__What to do__. Go over the material below and report every line that contains the word "icon".

__Supplied material__.
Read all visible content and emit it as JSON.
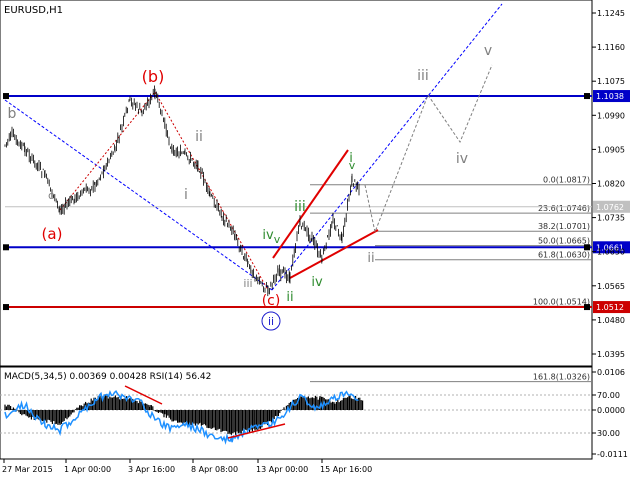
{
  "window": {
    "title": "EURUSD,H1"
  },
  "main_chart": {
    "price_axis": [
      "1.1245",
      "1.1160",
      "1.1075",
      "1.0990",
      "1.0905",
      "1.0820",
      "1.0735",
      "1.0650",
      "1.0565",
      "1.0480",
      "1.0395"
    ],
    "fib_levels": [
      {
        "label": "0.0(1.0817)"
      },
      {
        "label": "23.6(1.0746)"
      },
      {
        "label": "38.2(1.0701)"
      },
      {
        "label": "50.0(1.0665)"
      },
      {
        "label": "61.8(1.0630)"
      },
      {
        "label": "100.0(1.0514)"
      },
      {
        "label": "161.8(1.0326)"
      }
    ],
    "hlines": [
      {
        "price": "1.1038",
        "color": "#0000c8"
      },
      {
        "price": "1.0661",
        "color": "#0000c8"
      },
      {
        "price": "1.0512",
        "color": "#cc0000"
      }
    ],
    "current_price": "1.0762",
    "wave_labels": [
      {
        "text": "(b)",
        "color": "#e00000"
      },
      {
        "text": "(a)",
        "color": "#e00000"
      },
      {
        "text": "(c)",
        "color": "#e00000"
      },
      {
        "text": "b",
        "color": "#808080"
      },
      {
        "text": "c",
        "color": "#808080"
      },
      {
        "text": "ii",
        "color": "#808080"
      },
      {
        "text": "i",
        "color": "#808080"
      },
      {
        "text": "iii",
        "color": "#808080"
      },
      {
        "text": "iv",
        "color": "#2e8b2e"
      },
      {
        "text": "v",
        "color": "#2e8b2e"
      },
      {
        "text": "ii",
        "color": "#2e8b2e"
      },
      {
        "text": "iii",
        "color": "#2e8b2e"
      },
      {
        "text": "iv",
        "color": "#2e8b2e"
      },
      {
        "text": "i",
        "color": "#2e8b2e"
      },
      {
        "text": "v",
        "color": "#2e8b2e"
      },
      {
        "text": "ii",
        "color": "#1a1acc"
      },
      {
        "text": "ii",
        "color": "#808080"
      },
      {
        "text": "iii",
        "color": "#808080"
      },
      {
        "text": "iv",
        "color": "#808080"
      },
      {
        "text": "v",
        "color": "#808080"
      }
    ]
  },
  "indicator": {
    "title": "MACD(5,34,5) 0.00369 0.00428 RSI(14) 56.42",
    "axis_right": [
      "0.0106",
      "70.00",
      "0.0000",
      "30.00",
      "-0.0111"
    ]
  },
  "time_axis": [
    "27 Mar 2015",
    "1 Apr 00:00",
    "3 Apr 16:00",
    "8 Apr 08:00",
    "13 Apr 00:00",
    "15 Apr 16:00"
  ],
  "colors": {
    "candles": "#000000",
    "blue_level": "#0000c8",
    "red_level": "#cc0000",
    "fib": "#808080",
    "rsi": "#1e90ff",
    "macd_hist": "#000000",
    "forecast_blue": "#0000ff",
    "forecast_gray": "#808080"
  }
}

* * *

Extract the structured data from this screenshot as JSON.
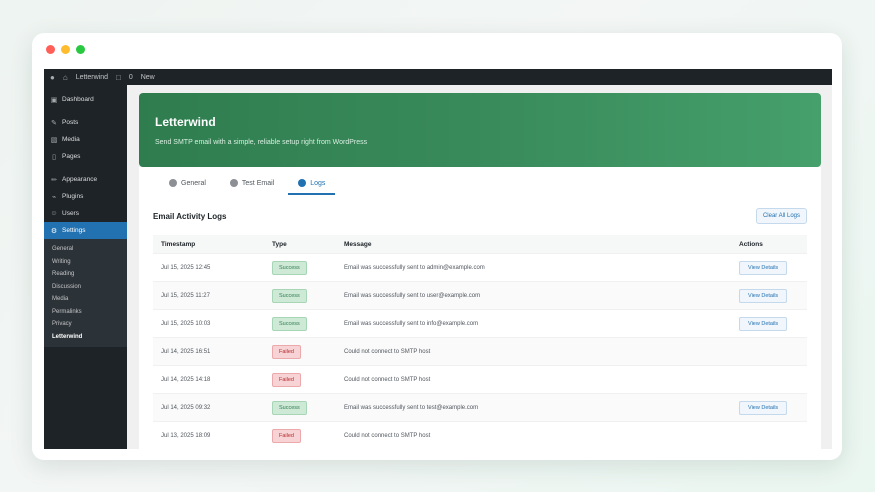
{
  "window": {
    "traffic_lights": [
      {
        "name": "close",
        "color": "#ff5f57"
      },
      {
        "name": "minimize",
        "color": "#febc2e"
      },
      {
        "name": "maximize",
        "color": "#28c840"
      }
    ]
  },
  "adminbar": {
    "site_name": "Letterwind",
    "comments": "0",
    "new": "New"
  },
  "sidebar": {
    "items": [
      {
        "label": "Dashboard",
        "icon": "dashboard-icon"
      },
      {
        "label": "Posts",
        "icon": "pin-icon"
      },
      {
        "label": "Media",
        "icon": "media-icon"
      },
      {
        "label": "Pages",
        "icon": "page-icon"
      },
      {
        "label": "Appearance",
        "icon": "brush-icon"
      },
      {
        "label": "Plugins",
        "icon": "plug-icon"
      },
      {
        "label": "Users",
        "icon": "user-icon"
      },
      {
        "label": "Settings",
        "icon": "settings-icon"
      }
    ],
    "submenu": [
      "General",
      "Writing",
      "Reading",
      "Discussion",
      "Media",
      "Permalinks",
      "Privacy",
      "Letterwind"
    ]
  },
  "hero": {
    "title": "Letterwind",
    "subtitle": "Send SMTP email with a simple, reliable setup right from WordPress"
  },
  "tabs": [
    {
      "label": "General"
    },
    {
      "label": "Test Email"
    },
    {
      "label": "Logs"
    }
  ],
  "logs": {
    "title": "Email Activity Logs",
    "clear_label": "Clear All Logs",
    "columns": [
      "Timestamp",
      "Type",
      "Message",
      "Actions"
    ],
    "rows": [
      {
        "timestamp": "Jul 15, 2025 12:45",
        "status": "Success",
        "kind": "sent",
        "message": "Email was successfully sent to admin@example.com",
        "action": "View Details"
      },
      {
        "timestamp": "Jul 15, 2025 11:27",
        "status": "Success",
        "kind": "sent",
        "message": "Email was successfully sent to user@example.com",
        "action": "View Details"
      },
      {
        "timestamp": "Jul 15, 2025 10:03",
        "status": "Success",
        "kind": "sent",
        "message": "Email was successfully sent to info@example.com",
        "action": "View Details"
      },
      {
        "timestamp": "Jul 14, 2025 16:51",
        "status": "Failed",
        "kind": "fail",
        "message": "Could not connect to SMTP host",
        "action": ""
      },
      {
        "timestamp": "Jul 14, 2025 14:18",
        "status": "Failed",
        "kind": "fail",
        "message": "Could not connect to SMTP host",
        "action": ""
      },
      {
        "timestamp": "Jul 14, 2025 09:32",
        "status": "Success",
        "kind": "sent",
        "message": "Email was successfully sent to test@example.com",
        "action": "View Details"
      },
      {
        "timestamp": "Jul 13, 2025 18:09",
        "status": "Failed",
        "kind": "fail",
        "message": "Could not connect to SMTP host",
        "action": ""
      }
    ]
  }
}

__Reply to the task__.
        "icon": "dashboard-icon"
        "icon": "pin-icon"
        "icon": "media-icon"
        "icon": "page-icon"
        "icon": "brush-icon"
        "icon": "plug-icon"
        "icon": "user-icon"
        "icon": "settings-icon"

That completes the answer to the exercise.